The Value of Peer Reviews
Though we are exceedingly busy as a company at the moment I have managed to find an hour every week for the last month to finally start catching up with reviewing Ben's (and now Josh's) code.
When it comes to Ben this is a task that has been pushed back off the schedule for a while and I felt could not be put off any longer. Indeed, in an ideal world without schedules and resource restrictions code reviewing would be done thoroughly and often but sadly in a company with only 2 senior developers and projects clogging up the pipeline it is often the first thing off the schedule... that and writing blog posts which is why you will rarely see anything written by me or Andrew. Unlucky for you dear reader I am currently sitting on a plane with no internet connection and no IDE so you will have to read my musings on the matter.
Looking back at the previous code review for Ben and trying to pick things back up with the next chronological project (an internal tool we were writing to try and improve our estimate making based on past accuracy and current confidence) I was glad to see that though there were plenty of mistakes and a few anti patterns, he had not made many of the same mistakes and I was excited to see the markup was all valid! (only those who know me well will understand just how important this is to me)

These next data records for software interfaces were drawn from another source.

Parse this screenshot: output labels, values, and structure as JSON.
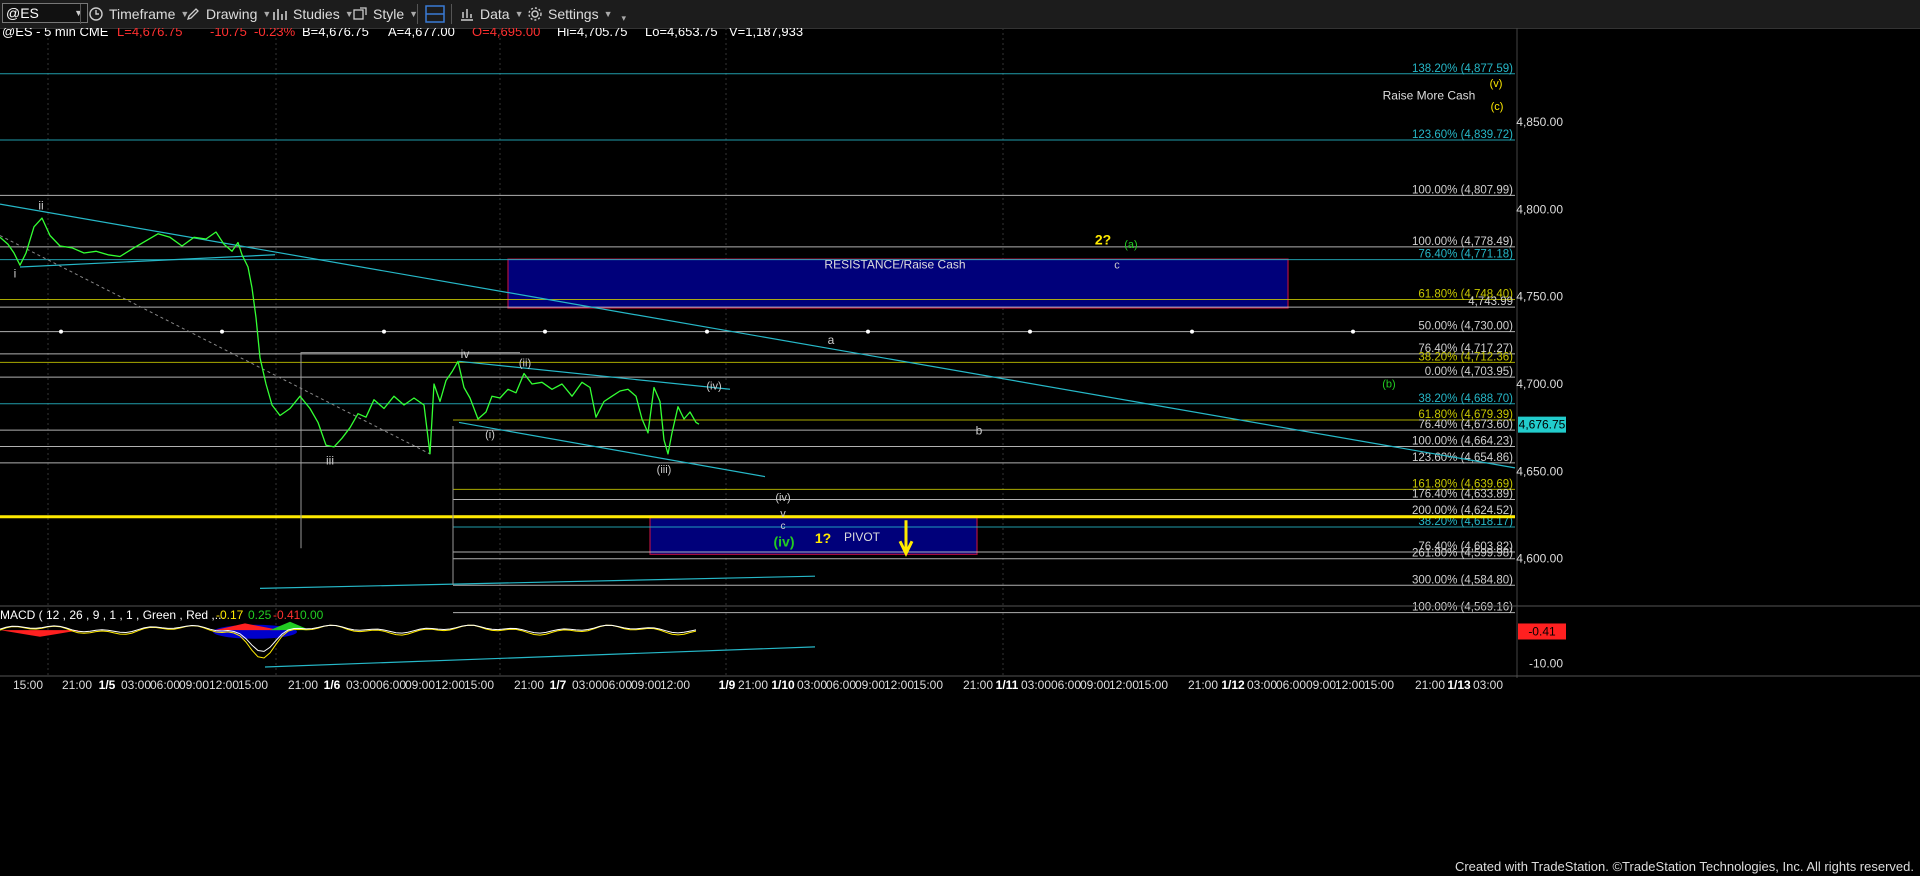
{
  "toolbar": {
    "symbol": "@ES",
    "timeframe": "Timeframe",
    "drawing": "Drawing",
    "studies": "Studies",
    "style": "Style",
    "data": "Data",
    "settings": "Settings"
  },
  "quote": {
    "symbol": "@ES - 5 min  CME",
    "last": "L=4,676.75",
    "change": "-10.75",
    "pct": "-0.23%",
    "bid": "B=4,676.75",
    "ask": "A=4,677.00",
    "open": "O=4,695.00",
    "high": "Hi=4,705.75",
    "low": "Lo=4,653.75",
    "volume": "V=1,187,933"
  },
  "colors": {
    "price": "#33ff33",
    "fib": "#d0d0d0",
    "trend": "#26b8c8",
    "zone_fill": "#00007a",
    "zone_border": "#b01040",
    "yellow": "#ffea00",
    "wave_green": "#22cc22",
    "last_price_bg": "#22cccc",
    "macd_red": "#ff2020"
  },
  "chart_data": {
    "type": "line",
    "title": "@ES - 5 min  CME",
    "ylim": [
      4565,
      4895
    ],
    "y_ticks": [
      "4,850.00",
      "4,800.00",
      "4,750.00",
      "4,700.00",
      "4,650.00",
      "4,600.00"
    ],
    "last_price": "4,676.75",
    "x_ticks": [
      "15:00",
      "21:00",
      "1/5",
      "03:00",
      "06:00",
      "09:00",
      "12:00",
      "15:00",
      "21:00",
      "1/6",
      "03:00",
      "06:00",
      "09:00",
      "12:00",
      "15:00",
      "21:00",
      "1/7",
      "03:00",
      "06:00",
      "09:00",
      "12:00",
      "1/9",
      "21:00",
      "1/10",
      "03:00",
      "06:00",
      "09:00",
      "12:00",
      "15:00",
      "21:00",
      "1/11",
      "03:00",
      "06:00",
      "09:00",
      "12:00",
      "15:00",
      "21:00",
      "1/12",
      "03:00",
      "06:00",
      "09:00",
      "12:00",
      "15:00",
      "21:00",
      "1/13",
      "03:00"
    ],
    "price_series": [
      {
        "x": 0,
        "y": 4784
      },
      {
        "x": 8,
        "y": 4780
      },
      {
        "x": 14,
        "y": 4775
      },
      {
        "x": 20,
        "y": 4768
      },
      {
        "x": 26,
        "y": 4775
      },
      {
        "x": 34,
        "y": 4790
      },
      {
        "x": 42,
        "y": 4795
      },
      {
        "x": 50,
        "y": 4785
      },
      {
        "x": 60,
        "y": 4779
      },
      {
        "x": 72,
        "y": 4778
      },
      {
        "x": 84,
        "y": 4775
      },
      {
        "x": 96,
        "y": 4776
      },
      {
        "x": 108,
        "y": 4774
      },
      {
        "x": 120,
        "y": 4773
      },
      {
        "x": 134,
        "y": 4778
      },
      {
        "x": 146,
        "y": 4782
      },
      {
        "x": 158,
        "y": 4786
      },
      {
        "x": 170,
        "y": 4784
      },
      {
        "x": 182,
        "y": 4779
      },
      {
        "x": 194,
        "y": 4784
      },
      {
        "x": 206,
        "y": 4783
      },
      {
        "x": 216,
        "y": 4787
      },
      {
        "x": 224,
        "y": 4780
      },
      {
        "x": 232,
        "y": 4776
      },
      {
        "x": 238,
        "y": 4781
      },
      {
        "x": 242,
        "y": 4774
      },
      {
        "x": 248,
        "y": 4767
      },
      {
        "x": 252,
        "y": 4755
      },
      {
        "x": 256,
        "y": 4738
      },
      {
        "x": 260,
        "y": 4715
      },
      {
        "x": 266,
        "y": 4700
      },
      {
        "x": 272,
        "y": 4688
      },
      {
        "x": 280,
        "y": 4682
      },
      {
        "x": 290,
        "y": 4686
      },
      {
        "x": 300,
        "y": 4693
      },
      {
        "x": 310,
        "y": 4686
      },
      {
        "x": 318,
        "y": 4678
      },
      {
        "x": 326,
        "y": 4665
      },
      {
        "x": 334,
        "y": 4664
      },
      {
        "x": 342,
        "y": 4669
      },
      {
        "x": 350,
        "y": 4675
      },
      {
        "x": 358,
        "y": 4683
      },
      {
        "x": 366,
        "y": 4681
      },
      {
        "x": 374,
        "y": 4691
      },
      {
        "x": 384,
        "y": 4686
      },
      {
        "x": 394,
        "y": 4693
      },
      {
        "x": 404,
        "y": 4688
      },
      {
        "x": 414,
        "y": 4692
      },
      {
        "x": 424,
        "y": 4688
      },
      {
        "x": 430,
        "y": 4660
      },
      {
        "x": 434,
        "y": 4700
      },
      {
        "x": 440,
        "y": 4690
      },
      {
        "x": 446,
        "y": 4702
      },
      {
        "x": 452,
        "y": 4707
      },
      {
        "x": 458,
        "y": 4713
      },
      {
        "x": 464,
        "y": 4698
      },
      {
        "x": 470,
        "y": 4692
      },
      {
        "x": 478,
        "y": 4680
      },
      {
        "x": 486,
        "y": 4684
      },
      {
        "x": 492,
        "y": 4693
      },
      {
        "x": 500,
        "y": 4692
      },
      {
        "x": 508,
        "y": 4697
      },
      {
        "x": 516,
        "y": 4695
      },
      {
        "x": 524,
        "y": 4706
      },
      {
        "x": 532,
        "y": 4700
      },
      {
        "x": 542,
        "y": 4701
      },
      {
        "x": 552,
        "y": 4697
      },
      {
        "x": 562,
        "y": 4700
      },
      {
        "x": 572,
        "y": 4693
      },
      {
        "x": 582,
        "y": 4701
      },
      {
        "x": 590,
        "y": 4698
      },
      {
        "x": 596,
        "y": 4681
      },
      {
        "x": 604,
        "y": 4690
      },
      {
        "x": 612,
        "y": 4693
      },
      {
        "x": 620,
        "y": 4696
      },
      {
        "x": 628,
        "y": 4697
      },
      {
        "x": 636,
        "y": 4693
      },
      {
        "x": 642,
        "y": 4680
      },
      {
        "x": 648,
        "y": 4672
      },
      {
        "x": 654,
        "y": 4698
      },
      {
        "x": 660,
        "y": 4690
      },
      {
        "x": 664,
        "y": 4668
      },
      {
        "x": 668,
        "y": 4660
      },
      {
        "x": 672,
        "y": 4672
      },
      {
        "x": 678,
        "y": 4687
      },
      {
        "x": 684,
        "y": 4680
      },
      {
        "x": 690,
        "y": 4684
      },
      {
        "x": 696,
        "y": 4678
      },
      {
        "x": 699,
        "y": 4677
      }
    ],
    "fib_levels": [
      {
        "label": "138.20% (4,877.59)",
        "y": 4877.59,
        "color": "#26b8c8"
      },
      {
        "label": "123.60% (4,839.72)",
        "y": 4839.72,
        "color": "#26b8c8"
      },
      {
        "label": "100.00% (4,807.99)",
        "y": 4807.99,
        "color": "#d0d0d0"
      },
      {
        "label": "100.00% (4,778.49)",
        "y": 4778.49,
        "color": "#d0d0d0"
      },
      {
        "label": "76.40% (4,771.18)",
        "y": 4771.18,
        "color": "#26b8c8"
      },
      {
        "label": "61.80% (4,748.40)",
        "y": 4748.4,
        "color": "#c8c800"
      },
      {
        "label": "4,743.99",
        "y": 4743.99,
        "color": "#d0d0d0"
      },
      {
        "label": "50.00% (4,730.00)",
        "y": 4730.0,
        "color": "#d0d0d0"
      },
      {
        "label": "76.40% (4,717.27)",
        "y": 4717.27,
        "color": "#d0d0d0"
      },
      {
        "label": "38.20% (4,712.36)",
        "y": 4712.36,
        "color": "#c8c800"
      },
      {
        "label": "0.00% (4,703.95)",
        "y": 4703.95,
        "color": "#d0d0d0"
      },
      {
        "label": "38.20% (4,688.70)",
        "y": 4688.7,
        "color": "#26b8c8"
      },
      {
        "label": "61.80% (4,679.39)",
        "y": 4679.39,
        "color": "#c8c800"
      },
      {
        "label": "76.40% (4,673.60)",
        "y": 4673.6,
        "color": "#d0d0d0"
      },
      {
        "label": "100.00% (4,664.23)",
        "y": 4664.23,
        "color": "#d0d0d0"
      },
      {
        "label": "123.60% (4,654.86)",
        "y": 4654.86,
        "color": "#d0d0d0"
      },
      {
        "label": "161.80% (4,639.69)",
        "y": 4639.69,
        "color": "#c8c800"
      },
      {
        "label": "176.40% (4,633.89)",
        "y": 4633.89,
        "color": "#d0d0d0"
      },
      {
        "label": "200.00% (4,624.52)",
        "y": 4624.52,
        "color": "#d0d0d0"
      },
      {
        "label": "38.20% (4,618.17)",
        "y": 4618.17,
        "color": "#26b8c8"
      },
      {
        "label": "76.40% (4,603.82)",
        "y": 4603.82,
        "color": "#d0d0d0"
      },
      {
        "label": "261.80% (4,599.98)",
        "y": 4599.98,
        "color": "#d0d0d0"
      },
      {
        "label": "300.00% (4,584.80)",
        "y": 4584.8,
        "color": "#d0d0d0"
      },
      {
        "label": "100.00% (4,569.16)",
        "y": 4569.16,
        "color": "#d0d0d0"
      }
    ],
    "zones": [
      {
        "label": "RESISTANCE/Raise Cash",
        "x0": 508,
        "x1": 1288,
        "y0": 4743.5,
        "y1": 4771.5
      },
      {
        "label": "PIVOT",
        "x0": 650,
        "x1": 977,
        "y0": 4602.5,
        "y1": 4623.5
      }
    ],
    "yellow_line": 4624.0,
    "annotations": {
      "raise_more_cash": "Raise More Cash",
      "wave_i": "i",
      "wave_ii": "ii",
      "wave_iii": "iii",
      "wave_iv": "iv",
      "wave_sub_i": "(i)",
      "wave_sub_ii": "(ii)",
      "wave_sub_iii": "(iii)",
      "wave_sub_iv": "(iv)",
      "wave_iv_lower": "(iv)",
      "wave_v": "v",
      "wave_c_lower": "c",
      "wave_iv_green": "(iv)",
      "one_q": "1?",
      "two_q": "2?",
      "wave_a_green": "(a)",
      "wave_c_upper": "c",
      "wave_a": "a",
      "wave_b": "b",
      "wave_b_green": "(b)",
      "wave_v_green": "(v)",
      "wave_c_green": "(c)"
    },
    "macd": {
      "label": "MACD ( 12 , 26 , 9 , 1 , 1 , Green , Red ,...",
      "v1": "-0.17",
      "v2": "0.25",
      "v3": "-0.41",
      "v4": "0.00",
      "ylim": [
        -12.5,
        6
      ],
      "y_ticks": [
        "-10.00"
      ],
      "last_value": "-0.41"
    }
  },
  "footer": {
    "credit": "Created with TradeStation. ©TradeStation Technologies, Inc. All rights reserved."
  }
}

Though I was visibly happy that he had improved and I made it clear that I was only too aware that the code was months old (and therefore trash in the eyes of the writer regardless of how experienced they are), I was expecting a bit of resentment, annoyance at my insistence in doing them or some pushback. But I was surprised to find that while Josh seemed quite worried about the prospect Ben seemed relatively pleased. In fact, while I was explaining to Josh how the process works he joined in talking about just how useful it can be.
When it came to his review he said there was nothing he disagreed with and assured me that many of the lessons I had highlighted were ones that he has since learnt. He also believed that as I continue catching up I would find him continuing to improve. I am halfway through looking at his code for the next project and it does look like lessons were learnt but I very much suspect that some issues would have slipped into the next project and the next as he learns the hard way something one of us could have pointed out earlier if we had kept up to date with the process. I am hoping the current schedule is one I can keep in future and I can save him some of this pain.
Josh seemed to take it a little more personally but it is his first experience and it is a process I don't think you really get in many other professions. If I was running a kitchen and a new chef made me a good tasting dish I would not then proceed to look at how well they sliced their ingredients, but the jury is no longer out for doing this kind of thing in our profession. As Karl Wiegers said in 2002 and Jeff Atwood echoed 11 years ago in 2006, peer reviews are 'one of the most powerful software quality tools available' and 'are the single biggest thing you can do to improve your code'.
I have personally had what I consider less productive code reviews in the past. Two that come to mind is one where the reviewer disliked a modern language feature simply because they couldn't read it easily and one that have ended in a heated battle because I have a different code style. Both these criticisms and debates are worthy of a separate post, but even in those instances I feel the act of defending my actions and design decisions turned me into a better developer than if no one had mentioned it at all.
Finding enough time for Andrew and I to review each other’s code seems a little farfetched at the moment but as Ben learns enough to start picking up some of the more complicated work I am hoping I too can get in on the code review action. Maybe sometime soon I will be filled with the same anxiety one reserves for code reviews again.